BAUCUS: The way that many of those were deleted?

KEITH: This is Baucus asking Debbie Schaeffer about simplifying the tax code by getting rid of a bunch of deductions. It would mean lower tax rates, he says, maybe even a top rate as low as 25 percent.

BAUCUS: In exchange, you'd pay a lower rate. Is that an approach that makes sense?

SCHAEFFER: Oh, I think it's an approach that makes sense.

KEITH: And here comes the but.

SCHAEFFER: It's going to be very hard to wipe out all deductions, but if there is a compromise to get rid of some of the ones that are just, you know, that don't affect me, but...

KEITH: Therein lies the rub. People and corporations and interest groups all say, sure, get rid of tax breaks - just not mine. The next stop on the tour took Max and Dave to the dining room table of a retired CPA named Scott Stevens.

SCOTT STEVENS: OK. Am I allowed to speak? Because I never thought at my kitchen table, I'd have esteemed gentlemen like you guys. So, this is great.

KEITH: He shared his story using a website the chairmen set up to get regular people involved in the tax reform process. Thousands have written in, but Stevens' letter stood out. He complains that his daughter, who has her own photography business, pays a higher tax rate than hedge-fund managers.

REPRESENTATIVE DAVE CAMP: It's extremely complex, in all vested interests, etc. Is it so bad that it's worth the effort? What do you think?

STEVENS: I do. I think it's worth the effort. I mean, it's...

KEITH: Stevens also wished them luck. They're going to need it. They play down their partisan differences on the road, stressing the common goal of simplifying the code. But back on Capitol Hill, when party leaders talked about a tax reform, they talked about revenue, bringing the divisions into bright focus.

SENATOR HARRY REID: We're going to have to have significant revenue, period.

KEITH: That was Senate Majority Leader Harry Reid. His idea of tax reform is getting rid of deductions to bring more revenue into government coffers. And for Minority Leader Mitch McConnell, that's a nonstarter.

SENATOR MITCH MCCONNELL: It's not about raising revenue for the government. So, yeah, I think we have a real stumbling block here, in trying to figure a way forward.

KEITH: Riding in an SUV together on their way to another stop on their tour, I asked Camp and Baucus about this. Do they talk about these differences? And doesn't it raise questions about their chances for success?

CAMP: We talk about it.

(LAUGHTER)

BAUCUS: We talk about it frequently. But we also know that that issue is going to get worked out. There's going to be compromise. In the meantime, let's work to get the code in much better shape.

KEITH: That last voice was Baucus. And, as often happens with these two, Camp chimed back in.

CAMP: Yeah, I don't think we'd be doing our job if we started off with saying, well, we don't agree on something, so let's just stop. And, clearly, I think if we can get the right policy, that's what we really need to look for. And so that's why we're doing these tours.

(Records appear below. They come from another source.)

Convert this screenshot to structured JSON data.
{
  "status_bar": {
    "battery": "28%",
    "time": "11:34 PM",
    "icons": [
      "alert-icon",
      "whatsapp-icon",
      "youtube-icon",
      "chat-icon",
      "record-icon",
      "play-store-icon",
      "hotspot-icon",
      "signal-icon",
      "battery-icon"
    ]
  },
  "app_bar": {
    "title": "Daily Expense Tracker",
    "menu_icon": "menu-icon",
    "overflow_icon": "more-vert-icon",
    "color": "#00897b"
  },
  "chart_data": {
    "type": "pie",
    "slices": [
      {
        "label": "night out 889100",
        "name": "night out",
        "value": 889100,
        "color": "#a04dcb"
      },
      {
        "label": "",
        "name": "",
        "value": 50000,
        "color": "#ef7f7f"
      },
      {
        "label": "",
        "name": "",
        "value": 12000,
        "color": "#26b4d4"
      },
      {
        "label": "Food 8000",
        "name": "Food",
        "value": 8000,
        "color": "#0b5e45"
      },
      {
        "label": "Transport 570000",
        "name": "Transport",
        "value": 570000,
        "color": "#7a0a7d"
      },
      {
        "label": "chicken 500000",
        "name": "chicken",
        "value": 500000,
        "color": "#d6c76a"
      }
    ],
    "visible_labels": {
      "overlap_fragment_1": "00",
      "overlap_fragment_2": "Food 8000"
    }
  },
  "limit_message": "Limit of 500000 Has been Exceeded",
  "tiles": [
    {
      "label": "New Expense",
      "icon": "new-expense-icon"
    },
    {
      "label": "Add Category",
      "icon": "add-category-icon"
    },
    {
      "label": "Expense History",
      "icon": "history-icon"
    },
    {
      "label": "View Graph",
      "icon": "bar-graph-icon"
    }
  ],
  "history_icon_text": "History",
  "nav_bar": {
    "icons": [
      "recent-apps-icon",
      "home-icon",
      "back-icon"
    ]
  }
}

KEITH: And why, every couple of weeks, they gather for what they call a two-pitcher lunch at Kelly's Irish Times, a Capitol Hill pub. There's beer and soda and burgers, and a bipartisan mix of about a dozen senators and representatives. Congress passed a major overhaul of the tax system back in 1986. That plan was hatched over two pitchers of beer at Irish Times. Tamara Keith, NPR News. Transcript provided by NPR, Copyright NPR.